I’d like to highlight two nuggets from the preliminary pricing supplement.
First, an overview:
“The Index is a new index established by Citigroup Global Markets Inc., as index sponsor. The Index is published by the Chicago Board Options Exchange (the “CBOE”) and is a measure of directional exposure to the implied volatility of large-cap U.S. stocks. As a total return index, the value of the Index on any day also includes daily accrued interest on the hypothetical notional value of the Index based on the 3-month U.S Treasury rate and reinvestment into the Index. The methodology of the Index is designed to produce daily returns that are correlated to the CBOE Volatility Index (the “VIX Index”), which is another measure of implied volatility of large-cap U.S. stocks. However, the Index is not the VIX Index, and returns on each of these indices may differ substantially.”Second, some of the details of how this ETN works:
“The Index methodology uses a combination of returns on (a) a long exposure to third- and fourth-month futures contracts on the CBOE Volatility Index (the “VIX Index”) published by the Chicago Board Options Exchange, Incorporated (the “CBOE”) (the “VIX futures contracts”), multiplied by a factor of two, (b) a weighted short position in the S&P 500® Total Return Index (Bloomberg L.P. ticker symbol “SPXT:IND”) (the “S&P 500® Total Return Index”), as reduced by the Treasury Return determined by the formula described below under “—Composition of the Index—Treasury-Based Interest Accrual Component; Calculation of the Index Level” (the “Treasury Return”) and (c) an interest accrual on the notional value of the Index based on the 3-month U.S Treasury rate and reinvestment into the Index, all as described below.
The weighting of the S&P 500® Total Return Index short position is determined monthly by a regression over a 6-month backward-looking window of (a) the difference between the VIX Index daily returns and twice the daily returns of the relevant VIX futures contracts versus (b) the S&P 500® Total Return Index as reduced by the Treasury Return. See “Risk Factors Relating to the C-Tracks—The Index May Underestimate the Volatility Levels” in this pricing supplement.”In a nutshell, the forthcoming Citi product tries to find a balance between the iPath S&P 500 VIX Short-Term Futures ETN (VXX) and the iPath S&P 500 VIX Mid-Term Futures ETN (VXZ) by using an intermediate point in the VIX term structure and adding leverage. The biggest problem with VXX has been the negative roll yield associated with the persistent contango in the VIX futures. At the other end of the spectrum, the problem with VXZ is that it moves like molasses and typically captures only a small fraction of any move in the VIX and VXX. See Lost in Translation: VXX and VXZ for an overview.
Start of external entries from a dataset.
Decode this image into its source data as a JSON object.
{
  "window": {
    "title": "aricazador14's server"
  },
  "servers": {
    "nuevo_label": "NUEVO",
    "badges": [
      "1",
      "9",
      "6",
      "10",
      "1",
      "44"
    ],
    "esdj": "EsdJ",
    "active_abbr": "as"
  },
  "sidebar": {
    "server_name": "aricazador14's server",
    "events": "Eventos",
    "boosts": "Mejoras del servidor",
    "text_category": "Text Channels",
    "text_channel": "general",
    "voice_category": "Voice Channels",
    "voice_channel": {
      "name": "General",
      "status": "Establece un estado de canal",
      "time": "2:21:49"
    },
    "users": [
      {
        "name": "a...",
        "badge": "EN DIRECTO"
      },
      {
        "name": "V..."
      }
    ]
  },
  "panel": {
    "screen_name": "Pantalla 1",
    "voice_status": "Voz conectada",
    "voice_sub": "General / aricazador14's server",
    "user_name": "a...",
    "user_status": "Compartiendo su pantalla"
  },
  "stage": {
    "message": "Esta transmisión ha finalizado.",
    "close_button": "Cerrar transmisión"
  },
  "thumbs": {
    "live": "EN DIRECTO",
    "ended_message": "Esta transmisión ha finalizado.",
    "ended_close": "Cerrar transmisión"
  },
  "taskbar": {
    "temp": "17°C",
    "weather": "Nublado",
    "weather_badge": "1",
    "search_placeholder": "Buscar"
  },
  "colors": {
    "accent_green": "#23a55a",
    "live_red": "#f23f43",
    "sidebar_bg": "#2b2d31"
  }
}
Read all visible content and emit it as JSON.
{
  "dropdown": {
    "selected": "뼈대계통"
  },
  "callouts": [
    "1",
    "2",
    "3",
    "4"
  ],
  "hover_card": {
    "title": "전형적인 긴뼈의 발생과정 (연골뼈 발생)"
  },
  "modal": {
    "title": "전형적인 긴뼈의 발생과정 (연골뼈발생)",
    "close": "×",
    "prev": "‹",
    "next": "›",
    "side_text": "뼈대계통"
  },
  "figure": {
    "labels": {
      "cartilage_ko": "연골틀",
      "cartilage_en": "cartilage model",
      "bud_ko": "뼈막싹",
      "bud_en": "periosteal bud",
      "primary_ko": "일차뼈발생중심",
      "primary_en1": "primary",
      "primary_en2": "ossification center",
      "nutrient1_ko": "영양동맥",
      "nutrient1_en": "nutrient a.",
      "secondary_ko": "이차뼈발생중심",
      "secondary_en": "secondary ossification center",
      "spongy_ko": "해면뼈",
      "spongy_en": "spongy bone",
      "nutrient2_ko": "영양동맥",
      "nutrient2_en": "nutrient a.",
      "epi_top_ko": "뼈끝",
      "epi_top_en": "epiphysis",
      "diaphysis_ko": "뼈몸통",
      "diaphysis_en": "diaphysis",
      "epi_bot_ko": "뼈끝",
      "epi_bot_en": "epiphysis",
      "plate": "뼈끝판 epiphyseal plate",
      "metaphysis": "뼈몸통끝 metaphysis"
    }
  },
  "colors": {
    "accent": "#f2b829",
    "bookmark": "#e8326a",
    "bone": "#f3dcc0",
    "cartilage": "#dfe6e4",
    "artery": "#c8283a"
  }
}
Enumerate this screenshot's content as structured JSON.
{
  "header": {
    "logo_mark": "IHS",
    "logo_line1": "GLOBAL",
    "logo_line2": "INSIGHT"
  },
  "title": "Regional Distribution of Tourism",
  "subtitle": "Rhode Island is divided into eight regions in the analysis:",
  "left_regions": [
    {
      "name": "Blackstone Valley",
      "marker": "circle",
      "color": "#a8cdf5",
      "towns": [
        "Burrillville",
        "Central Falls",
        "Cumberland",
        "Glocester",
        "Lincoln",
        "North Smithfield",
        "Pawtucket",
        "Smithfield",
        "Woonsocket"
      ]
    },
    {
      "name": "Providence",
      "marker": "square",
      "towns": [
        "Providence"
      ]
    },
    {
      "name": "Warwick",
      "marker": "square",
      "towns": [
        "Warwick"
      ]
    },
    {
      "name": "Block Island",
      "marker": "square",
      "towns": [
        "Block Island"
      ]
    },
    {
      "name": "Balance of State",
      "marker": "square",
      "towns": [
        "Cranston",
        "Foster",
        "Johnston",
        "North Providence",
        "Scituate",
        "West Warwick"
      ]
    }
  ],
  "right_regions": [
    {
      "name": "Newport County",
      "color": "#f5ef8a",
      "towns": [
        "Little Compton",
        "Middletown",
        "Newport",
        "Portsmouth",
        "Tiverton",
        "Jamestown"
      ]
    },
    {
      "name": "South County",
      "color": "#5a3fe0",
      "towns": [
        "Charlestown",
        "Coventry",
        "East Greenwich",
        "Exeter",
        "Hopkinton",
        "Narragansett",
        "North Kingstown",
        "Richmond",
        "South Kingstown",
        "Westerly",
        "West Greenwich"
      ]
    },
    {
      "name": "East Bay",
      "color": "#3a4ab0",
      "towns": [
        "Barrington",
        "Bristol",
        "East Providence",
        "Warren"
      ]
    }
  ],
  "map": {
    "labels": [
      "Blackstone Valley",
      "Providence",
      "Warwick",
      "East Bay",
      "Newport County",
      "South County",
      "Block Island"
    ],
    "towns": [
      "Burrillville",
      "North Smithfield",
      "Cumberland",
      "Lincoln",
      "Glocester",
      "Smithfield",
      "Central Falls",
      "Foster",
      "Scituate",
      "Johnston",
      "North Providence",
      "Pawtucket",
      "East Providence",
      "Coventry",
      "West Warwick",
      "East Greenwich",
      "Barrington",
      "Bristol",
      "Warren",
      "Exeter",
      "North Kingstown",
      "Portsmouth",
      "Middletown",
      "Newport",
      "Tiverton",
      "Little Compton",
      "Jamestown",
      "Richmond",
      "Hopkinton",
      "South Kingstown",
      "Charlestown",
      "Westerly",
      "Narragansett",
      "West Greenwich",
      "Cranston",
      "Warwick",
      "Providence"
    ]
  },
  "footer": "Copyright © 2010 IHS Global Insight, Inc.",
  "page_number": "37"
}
What the Citi product apparently hopes to do is to move down the VIX futures term structure to minimize roll yield and use leverage to amplify the changes in volatility in that portion of the term structure.
While there is no date set for the launch of the new Citi 3-4 month 2x volatility ETN, I am very much looking forward to its launch and firmly believe that it will provide the basis for some very interesting volatility trading opportunities, both on its own or in combination with VXX and VXZ.
- Why VXX Is Not a Good Short-Term or Long-Term Play
- VXX Calculations, VIX Futures and Time Decay
- VXX Monthly Performance
- Chart of the Week: VXX Celebrates One Year of Futility
- Chart of the Week: VXX vs. VIX
- Lost in Translation: VXX and VXZ